> **Work to be completed**
What is the number of lines in this data that contain the word "title"? Give the number alone.

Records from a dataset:

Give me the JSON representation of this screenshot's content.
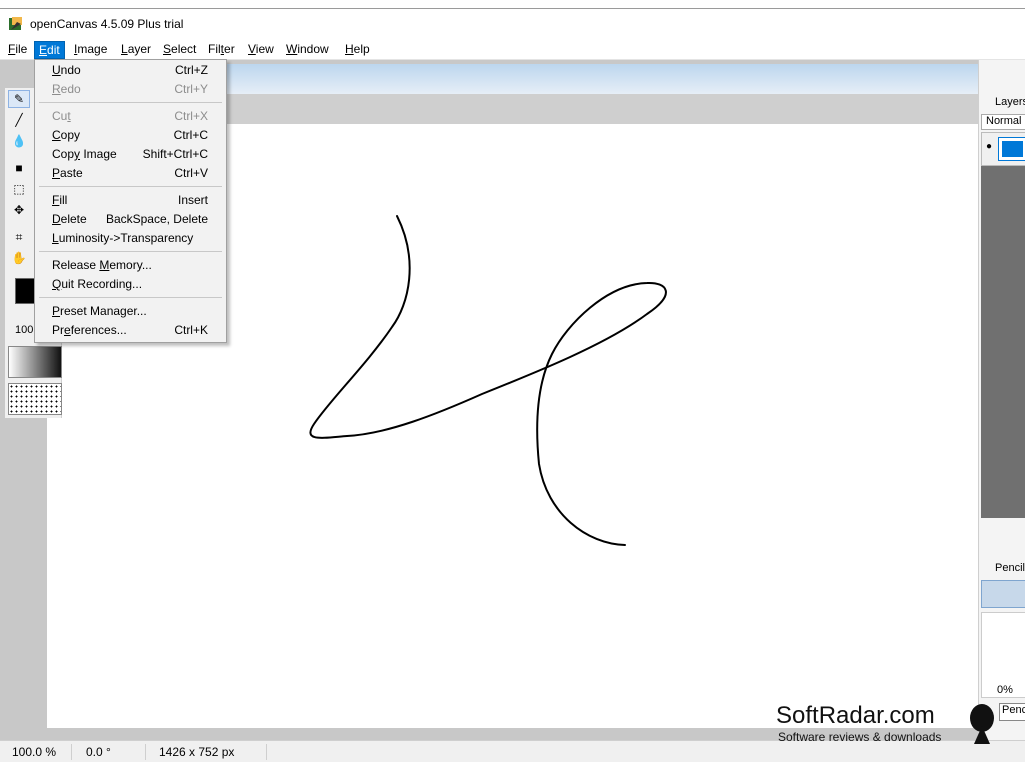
{
  "window": {
    "title": "openCanvas 4.5.09 Plus trial"
  },
  "menubar": [
    {
      "key": "file",
      "label": "File",
      "underline": "F",
      "active": false
    },
    {
      "key": "edit",
      "label": "Edit",
      "underline": "E",
      "active": true
    },
    {
      "key": "image",
      "label": "Image",
      "underline": "I",
      "active": false
    },
    {
      "key": "layer",
      "label": "Layer",
      "underline": "L",
      "active": false
    },
    {
      "key": "select",
      "label": "Select",
      "underline": "S",
      "active": false
    },
    {
      "key": "filter",
      "label": "Filter",
      "underline": "t",
      "active": false
    },
    {
      "key": "view",
      "label": "View",
      "underline": "V",
      "active": false
    },
    {
      "key": "window",
      "label": "Window",
      "underline": "W",
      "active": false
    },
    {
      "key": "help",
      "label": "Help",
      "underline": "H",
      "active": false
    }
  ],
  "edit_menu": [
    {
      "key": "undo",
      "label": "Undo",
      "underline": "U",
      "shortcut": "Ctrl+Z",
      "enabled": true
    },
    {
      "key": "redo",
      "label": "Redo",
      "underline": "R",
      "shortcut": "Ctrl+Y",
      "enabled": false
    },
    {
      "sep": true
    },
    {
      "key": "cut",
      "label": "Cut",
      "underline": "t",
      "shortcut": "Ctrl+X",
      "enabled": false
    },
    {
      "key": "copy",
      "label": "Copy",
      "underline": "C",
      "shortcut": "Ctrl+C",
      "enabled": true
    },
    {
      "key": "copy-image",
      "label": "Copy Image",
      "underline": "y",
      "shortcut": "Shift+Ctrl+C",
      "enabled": true
    },
    {
      "key": "paste",
      "label": "Paste",
      "underline": "P",
      "shortcut": "Ctrl+V",
      "enabled": true
    },
    {
      "sep": true
    },
    {
      "key": "fill",
      "label": "Fill",
      "underline": "F",
      "shortcut": "Insert",
      "enabled": true
    },
    {
      "key": "delete",
      "label": "Delete",
      "underline": "D",
      "shortcut": "BackSpace, Delete",
      "enabled": true
    },
    {
      "key": "luminosity",
      "label": "Luminosity->Transparency",
      "underline": "L",
      "shortcut": "",
      "enabled": true
    },
    {
      "sep": true
    },
    {
      "key": "release-memory",
      "label": "Release Memory...",
      "underline": "M",
      "shortcut": "",
      "enabled": true
    },
    {
      "key": "quit-recording",
      "label": "Quit Recording...",
      "underline": "Q",
      "shortcut": "",
      "enabled": true
    },
    {
      "sep": true
    },
    {
      "key": "preset-manager",
      "label": "Preset Manager...",
      "underline": "P",
      "shortcut": "",
      "enabled": true
    },
    {
      "key": "preferences",
      "label": "Preferences...",
      "underline": "e",
      "shortcut": "Ctrl+K",
      "enabled": true
    }
  ],
  "toolbar": {
    "tools": [
      "pencil-icon",
      "brush-icon",
      "dropper-icon",
      "fill-icon",
      "select-rect-icon",
      "move-icon",
      "crop-icon",
      "hand-icon"
    ],
    "opacity_value": "100"
  },
  "layers_panel": {
    "title": "Layers",
    "blend_mode": "Normal"
  },
  "brush_panel": {
    "title": "Pencil",
    "percent": "0%",
    "brush_name": "Penc"
  },
  "statusbar": {
    "zoom": "100.0 %",
    "rotation": "0.0 °",
    "size": "1426 x 752 px"
  },
  "watermark": {
    "brand": "SoftRadar.com",
    "tagline": "Software reviews & downloads"
  },
  "colors": {
    "accent": "#0078d7",
    "canvas": "#ffffff",
    "workspace": "#c8c8c8"
  }
}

> **Task answer**
3